* What you have to do
Each line containing the string "true" should be copied out of the entries.

Top of Stored data

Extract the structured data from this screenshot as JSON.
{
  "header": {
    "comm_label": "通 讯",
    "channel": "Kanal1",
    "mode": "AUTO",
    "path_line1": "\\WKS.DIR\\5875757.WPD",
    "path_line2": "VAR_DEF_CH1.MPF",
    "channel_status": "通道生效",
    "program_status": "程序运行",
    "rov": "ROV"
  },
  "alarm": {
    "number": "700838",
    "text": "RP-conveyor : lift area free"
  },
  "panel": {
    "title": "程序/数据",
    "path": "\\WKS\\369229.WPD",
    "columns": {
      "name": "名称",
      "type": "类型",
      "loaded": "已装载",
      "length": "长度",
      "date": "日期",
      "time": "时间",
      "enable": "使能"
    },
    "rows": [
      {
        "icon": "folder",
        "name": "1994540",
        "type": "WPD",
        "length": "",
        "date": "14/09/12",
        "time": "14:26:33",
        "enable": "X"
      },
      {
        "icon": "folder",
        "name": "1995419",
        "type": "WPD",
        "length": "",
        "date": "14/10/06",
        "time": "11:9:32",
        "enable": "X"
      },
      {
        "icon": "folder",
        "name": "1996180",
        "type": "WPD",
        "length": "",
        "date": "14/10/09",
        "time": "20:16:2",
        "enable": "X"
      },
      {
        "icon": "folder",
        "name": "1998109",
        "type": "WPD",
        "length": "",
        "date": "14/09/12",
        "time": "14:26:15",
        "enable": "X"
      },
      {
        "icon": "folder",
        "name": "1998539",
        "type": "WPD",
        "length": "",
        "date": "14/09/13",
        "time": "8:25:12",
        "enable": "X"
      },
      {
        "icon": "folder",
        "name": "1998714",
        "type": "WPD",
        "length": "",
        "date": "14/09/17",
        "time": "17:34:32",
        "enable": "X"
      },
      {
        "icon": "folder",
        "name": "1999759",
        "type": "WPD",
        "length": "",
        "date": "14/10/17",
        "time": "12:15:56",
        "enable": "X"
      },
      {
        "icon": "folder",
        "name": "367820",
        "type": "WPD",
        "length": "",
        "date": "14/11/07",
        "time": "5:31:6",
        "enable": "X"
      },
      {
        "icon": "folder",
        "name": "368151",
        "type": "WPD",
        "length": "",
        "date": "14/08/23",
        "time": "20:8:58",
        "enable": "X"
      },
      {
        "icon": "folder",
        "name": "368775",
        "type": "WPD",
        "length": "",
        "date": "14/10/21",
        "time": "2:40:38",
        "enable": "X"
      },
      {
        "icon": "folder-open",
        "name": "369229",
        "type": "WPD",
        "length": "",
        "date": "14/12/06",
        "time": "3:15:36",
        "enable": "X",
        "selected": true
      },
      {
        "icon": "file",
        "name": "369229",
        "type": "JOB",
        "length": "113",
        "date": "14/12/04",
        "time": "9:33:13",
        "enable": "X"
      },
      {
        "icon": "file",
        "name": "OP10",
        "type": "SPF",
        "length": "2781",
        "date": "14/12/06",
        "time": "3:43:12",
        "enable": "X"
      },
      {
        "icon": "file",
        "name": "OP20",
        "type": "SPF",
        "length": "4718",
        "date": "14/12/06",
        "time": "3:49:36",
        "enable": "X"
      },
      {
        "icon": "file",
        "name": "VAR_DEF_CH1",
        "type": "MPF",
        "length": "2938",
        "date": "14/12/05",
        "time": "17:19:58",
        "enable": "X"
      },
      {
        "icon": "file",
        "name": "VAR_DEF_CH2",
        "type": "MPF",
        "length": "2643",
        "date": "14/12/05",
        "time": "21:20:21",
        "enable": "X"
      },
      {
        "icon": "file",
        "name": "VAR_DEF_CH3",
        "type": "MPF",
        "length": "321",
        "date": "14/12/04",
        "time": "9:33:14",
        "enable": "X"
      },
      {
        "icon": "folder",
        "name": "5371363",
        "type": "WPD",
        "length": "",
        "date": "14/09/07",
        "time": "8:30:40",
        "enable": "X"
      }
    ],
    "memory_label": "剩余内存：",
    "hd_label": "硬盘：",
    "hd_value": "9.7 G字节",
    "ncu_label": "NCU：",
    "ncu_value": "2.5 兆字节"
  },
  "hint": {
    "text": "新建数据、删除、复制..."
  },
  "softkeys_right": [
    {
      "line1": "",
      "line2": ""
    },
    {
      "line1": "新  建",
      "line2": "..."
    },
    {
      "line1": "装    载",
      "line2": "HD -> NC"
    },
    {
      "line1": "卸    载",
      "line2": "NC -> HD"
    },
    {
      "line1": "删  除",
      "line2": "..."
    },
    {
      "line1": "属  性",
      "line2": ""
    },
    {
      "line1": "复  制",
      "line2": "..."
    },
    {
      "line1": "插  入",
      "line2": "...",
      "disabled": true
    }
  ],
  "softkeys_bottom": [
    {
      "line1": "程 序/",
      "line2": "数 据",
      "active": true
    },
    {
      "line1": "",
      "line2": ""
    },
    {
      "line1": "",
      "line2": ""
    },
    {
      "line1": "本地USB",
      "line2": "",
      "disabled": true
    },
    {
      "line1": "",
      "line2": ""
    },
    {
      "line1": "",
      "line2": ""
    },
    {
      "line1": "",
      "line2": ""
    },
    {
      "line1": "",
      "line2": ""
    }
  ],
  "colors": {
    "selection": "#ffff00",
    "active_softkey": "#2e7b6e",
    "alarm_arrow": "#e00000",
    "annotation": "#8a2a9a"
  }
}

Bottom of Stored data

* Solution for this task
        "selected": true
      "disabled": true
      "active": true
      "disabled": true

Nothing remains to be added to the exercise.